Relays are often used as electrically controlled switches. Unlike transistors, their switch contacts are electrically isolated from the control input. On the other hand, the power dissipation in a relay coil may be unattractive for battery-operated applications. You can lower this dissipation by adding an analog switch that allows the relay to operate at a lower voltage (Figure 1).
Figure 1. Analog switch lowers relay power dissipation.
Power consumed by the relay coil equals V²/RCOIL. The circuit lowers this dissipation (after actuation) by applying less than the normal operating voltage of 5V. Note that the voltage required to turn a relay on (pick-up voltage) is greater than that required to keep it on (dropout voltage). The relay shown has a 3.5V pick-up voltage and a 1.5V dropout voltage, yet the circuit allows it to operate from an intermediate supply voltage of 2.5V. Table 1 compares the relay's power dissipation with fixed operating voltages across it, and with the Figure 1 circuit in place.
Table 1. Power Dissipated By Relay
||Total Power Dissipation|
|5V (normal operating voltage)
|3.5V (pick-up voltage)
|2.5V (circuit of Figure 1)

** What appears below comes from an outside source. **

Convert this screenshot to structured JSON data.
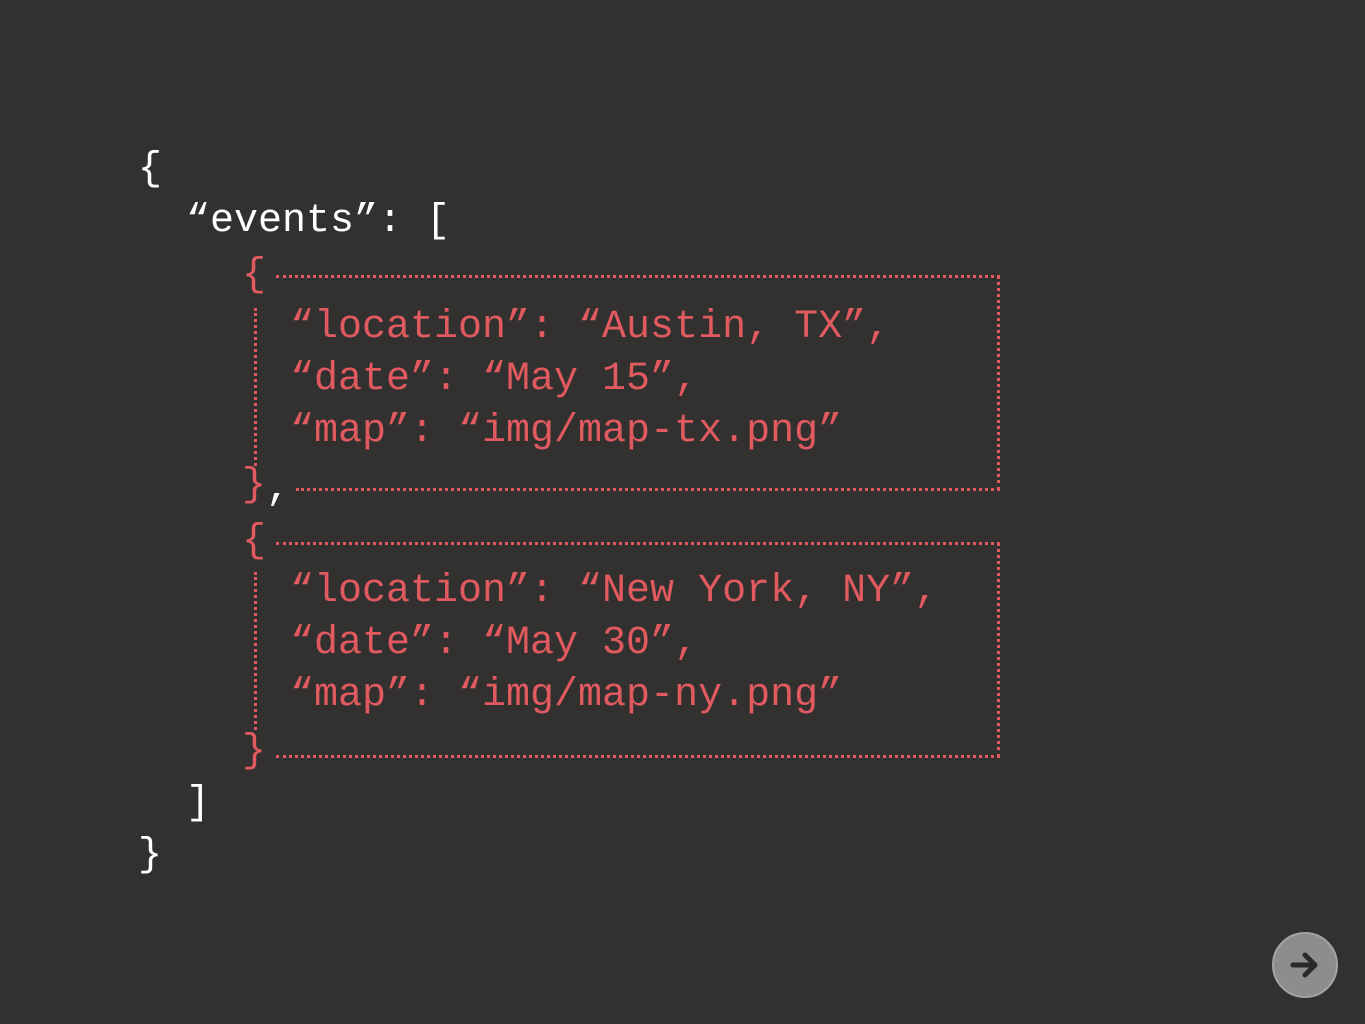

When you close SW1, current flows in the relay coil, and C1 and C2 begin to charge. The relay remains inactive because the supply voltage is less than its pick-up voltage. The RC time constants are such that C1 charges almost completely before the voltage across C2 reaches the logic threshold of the analog switch. When C2 reaches that threshold, the analog switch connects C1 in series with the 2.5V supply and relay coil. This action turns on the relay by boosting the voltage across its coil to 5V (twice the supply voltage). As C1 discharges through the coil, the coil voltage drops back to 2.5V minus the drop across D1, but the relay remains on because that voltage is above the relay's dropout voltage (1.5V).
Component values for this circuit depend on the relay characteristics and the supply voltage. The value of R1, which protects the analog switch from the initial current surge through C1, should be sufficiently small to allow C1 to charge rapidly, but large enough to prevent the surge current from exceeding the peak current specified for the analog switch. U1's peak current is 400mA, and the peak surge current is IPEAK = (VIN VD1)/(R1 + RON), where RON is the on-resistance of the analog switch (typically 1.2Ω). The value of C1 depends on the relay characteristics and on the difference between VIN and the relay's pick-up voltage. Relays that need more turn-on energy require larger C1 values.
The values for R2 and C2 are selected to allow C1 to charge almost completely before C2's voltage reaches the logic threshold of the analog switch. In this case, the time constant C2R2 is about seven times C1(R1 + RON). Larger C2R2 values increase the delay between switch closure and relay activation.
A similar version of this article appeared in the December 20, 2001 issue of EDN magazine.